What is Argon?
Argon is a chemical element that belongs to the noble gas group, located in the periodic table with the atomic number of 18. As a noble gas, it is characterized by its inertness, meaning it is highly unreactive with other elements. It was first isolated in 1894 by the British scientists Lord Rayleigh and Sir William Ramsay.
The Properties of Argon
Argon is a colorless, odorless, and tasteless gas that is present in the Earth’s atmosphere. It has a density of 1.784 g/L at standard conditions and is approximately 2.5 times more soluble in water than nitrogen. Argon has a boiling point of -185.7 ⁰C and a melting point of -189.3 ⁰C, making it a gas at room temperature and pressure.
Uses of Argon
Due to its inertness, argon has a wide range of industrial applications. It is commonly used in welding and in the manufacture of light bulbs and lasers. It is also used in the food industry to preserve the freshness of packaged food products and in the medical field for certain diagnostic procedures.
The Discovery of Argon
The discovery of argon is attributed to Lord Rayleigh and Sir William Ramsay, who were conducting experiments on nitrogen gas. They discovered a gas that was present in the nitrogen that was not reactive to any known substance. They named this gas argon, which comes from the Greek word “argos,” which means “inactive” or “lazy.”
Interesting Facts About Argon
– Argon is the third most abundant gas in the Earth’s atmosphere, after nitrogen and oxygen.
– Argon is used in the process of dating ancient rocks and fossils.
– Argon is a component of the Mars atmosphere.
– Argon is used in scuba diving to inflate drysuits.
The Future of Argon
As the demand for energy-efficient lighting increases, argon is likely to play a critical role in the development of new lighting technologies. It is also expected to play a significant role in the development of space exploration technologies, as it is a component of the atmosphere on Mars.

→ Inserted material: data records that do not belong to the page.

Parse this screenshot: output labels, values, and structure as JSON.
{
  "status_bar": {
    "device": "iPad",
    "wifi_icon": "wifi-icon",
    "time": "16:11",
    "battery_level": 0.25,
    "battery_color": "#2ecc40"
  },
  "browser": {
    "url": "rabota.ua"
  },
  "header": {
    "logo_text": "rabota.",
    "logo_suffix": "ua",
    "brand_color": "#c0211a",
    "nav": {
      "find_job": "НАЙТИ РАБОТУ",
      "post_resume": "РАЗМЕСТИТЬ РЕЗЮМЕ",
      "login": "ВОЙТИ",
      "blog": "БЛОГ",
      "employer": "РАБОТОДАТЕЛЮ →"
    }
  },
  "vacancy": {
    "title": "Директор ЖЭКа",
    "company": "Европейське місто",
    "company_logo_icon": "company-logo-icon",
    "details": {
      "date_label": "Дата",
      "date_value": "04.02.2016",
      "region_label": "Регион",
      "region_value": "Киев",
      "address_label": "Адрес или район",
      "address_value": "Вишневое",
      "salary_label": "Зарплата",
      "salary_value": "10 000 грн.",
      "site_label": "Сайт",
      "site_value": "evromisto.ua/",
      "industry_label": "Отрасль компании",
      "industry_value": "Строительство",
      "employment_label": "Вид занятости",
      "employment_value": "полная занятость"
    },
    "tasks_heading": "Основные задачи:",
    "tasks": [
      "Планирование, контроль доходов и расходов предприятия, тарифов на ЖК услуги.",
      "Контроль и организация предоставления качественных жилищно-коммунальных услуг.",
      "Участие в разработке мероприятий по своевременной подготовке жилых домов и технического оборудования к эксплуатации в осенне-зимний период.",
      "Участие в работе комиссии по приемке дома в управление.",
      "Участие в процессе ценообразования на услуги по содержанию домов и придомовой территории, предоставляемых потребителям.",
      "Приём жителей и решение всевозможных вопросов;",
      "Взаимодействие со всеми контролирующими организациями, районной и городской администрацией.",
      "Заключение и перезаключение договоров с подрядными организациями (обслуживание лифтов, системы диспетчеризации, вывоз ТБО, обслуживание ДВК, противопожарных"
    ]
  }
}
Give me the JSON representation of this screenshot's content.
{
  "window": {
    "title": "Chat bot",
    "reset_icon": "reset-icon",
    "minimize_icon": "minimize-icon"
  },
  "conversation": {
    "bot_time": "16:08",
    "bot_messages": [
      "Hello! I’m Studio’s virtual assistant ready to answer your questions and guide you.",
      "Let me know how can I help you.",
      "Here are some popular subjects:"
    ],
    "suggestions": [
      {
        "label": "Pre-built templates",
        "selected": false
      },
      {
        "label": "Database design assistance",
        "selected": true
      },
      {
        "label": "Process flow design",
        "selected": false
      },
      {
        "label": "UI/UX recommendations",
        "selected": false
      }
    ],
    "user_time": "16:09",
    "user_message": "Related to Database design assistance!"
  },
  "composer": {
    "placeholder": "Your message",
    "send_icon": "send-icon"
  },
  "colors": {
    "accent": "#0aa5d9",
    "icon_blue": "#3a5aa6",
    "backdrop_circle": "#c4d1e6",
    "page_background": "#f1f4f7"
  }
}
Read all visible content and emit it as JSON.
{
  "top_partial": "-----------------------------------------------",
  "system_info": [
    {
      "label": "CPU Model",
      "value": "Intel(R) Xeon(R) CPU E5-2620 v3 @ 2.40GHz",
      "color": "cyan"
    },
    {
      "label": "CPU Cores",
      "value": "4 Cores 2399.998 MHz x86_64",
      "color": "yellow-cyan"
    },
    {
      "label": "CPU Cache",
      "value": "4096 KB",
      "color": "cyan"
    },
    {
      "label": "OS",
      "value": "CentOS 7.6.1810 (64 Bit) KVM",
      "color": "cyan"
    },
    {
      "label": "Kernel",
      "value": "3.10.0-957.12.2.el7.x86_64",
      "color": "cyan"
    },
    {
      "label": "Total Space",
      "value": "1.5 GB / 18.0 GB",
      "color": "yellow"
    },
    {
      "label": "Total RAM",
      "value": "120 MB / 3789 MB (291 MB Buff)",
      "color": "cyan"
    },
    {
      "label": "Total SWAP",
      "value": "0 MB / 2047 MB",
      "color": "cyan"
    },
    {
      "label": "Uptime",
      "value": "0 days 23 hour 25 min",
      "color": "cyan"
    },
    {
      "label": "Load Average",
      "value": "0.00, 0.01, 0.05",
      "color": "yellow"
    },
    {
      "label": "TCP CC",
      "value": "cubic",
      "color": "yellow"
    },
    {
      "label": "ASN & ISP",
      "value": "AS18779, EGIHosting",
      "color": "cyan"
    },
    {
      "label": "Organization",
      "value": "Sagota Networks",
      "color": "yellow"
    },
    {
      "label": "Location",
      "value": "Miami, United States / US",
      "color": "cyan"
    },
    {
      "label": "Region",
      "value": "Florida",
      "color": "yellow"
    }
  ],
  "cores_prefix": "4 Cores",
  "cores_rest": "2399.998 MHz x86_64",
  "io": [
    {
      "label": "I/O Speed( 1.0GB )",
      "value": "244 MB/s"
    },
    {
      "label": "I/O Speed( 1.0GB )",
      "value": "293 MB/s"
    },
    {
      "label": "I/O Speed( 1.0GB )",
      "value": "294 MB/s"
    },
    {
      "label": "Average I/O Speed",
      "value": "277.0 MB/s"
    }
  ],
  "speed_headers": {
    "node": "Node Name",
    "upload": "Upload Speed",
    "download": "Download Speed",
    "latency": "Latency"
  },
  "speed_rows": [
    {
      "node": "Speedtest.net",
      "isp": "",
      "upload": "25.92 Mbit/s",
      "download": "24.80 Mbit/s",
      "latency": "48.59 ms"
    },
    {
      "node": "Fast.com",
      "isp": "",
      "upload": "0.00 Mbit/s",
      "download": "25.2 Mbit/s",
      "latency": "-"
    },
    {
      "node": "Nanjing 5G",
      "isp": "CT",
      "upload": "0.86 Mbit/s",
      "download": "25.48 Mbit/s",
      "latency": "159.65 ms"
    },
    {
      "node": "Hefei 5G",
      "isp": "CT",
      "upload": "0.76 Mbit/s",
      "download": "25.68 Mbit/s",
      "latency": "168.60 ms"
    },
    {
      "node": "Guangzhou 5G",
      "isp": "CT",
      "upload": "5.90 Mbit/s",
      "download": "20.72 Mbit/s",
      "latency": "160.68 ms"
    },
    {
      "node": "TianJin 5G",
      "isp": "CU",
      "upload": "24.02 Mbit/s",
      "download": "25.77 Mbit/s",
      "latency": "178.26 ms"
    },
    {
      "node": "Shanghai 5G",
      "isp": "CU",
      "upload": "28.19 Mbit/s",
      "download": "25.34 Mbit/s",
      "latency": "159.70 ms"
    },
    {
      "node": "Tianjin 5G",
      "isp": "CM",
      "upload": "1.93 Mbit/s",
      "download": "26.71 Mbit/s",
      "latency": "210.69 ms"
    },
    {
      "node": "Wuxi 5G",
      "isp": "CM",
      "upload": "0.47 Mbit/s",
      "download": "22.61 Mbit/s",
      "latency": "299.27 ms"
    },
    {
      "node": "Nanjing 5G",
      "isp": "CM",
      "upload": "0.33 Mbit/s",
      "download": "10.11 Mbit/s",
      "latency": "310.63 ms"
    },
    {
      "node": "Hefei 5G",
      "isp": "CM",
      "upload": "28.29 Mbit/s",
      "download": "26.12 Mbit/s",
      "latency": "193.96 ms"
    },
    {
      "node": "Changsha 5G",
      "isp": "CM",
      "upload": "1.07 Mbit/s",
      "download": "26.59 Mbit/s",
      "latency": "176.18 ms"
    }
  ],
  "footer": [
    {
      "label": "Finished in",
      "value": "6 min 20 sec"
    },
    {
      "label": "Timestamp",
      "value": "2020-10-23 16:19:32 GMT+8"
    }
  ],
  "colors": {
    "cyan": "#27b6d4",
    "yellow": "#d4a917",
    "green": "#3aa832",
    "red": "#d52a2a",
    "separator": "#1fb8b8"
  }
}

Argon is a fascinating chemical element that has a wide range of industrial applications. Its unique properties make it an essential component in various fields, including science, industry, and technology. As scientists continue to discover new uses for this inert gas, it is likely to become an even more critical element in the years to come.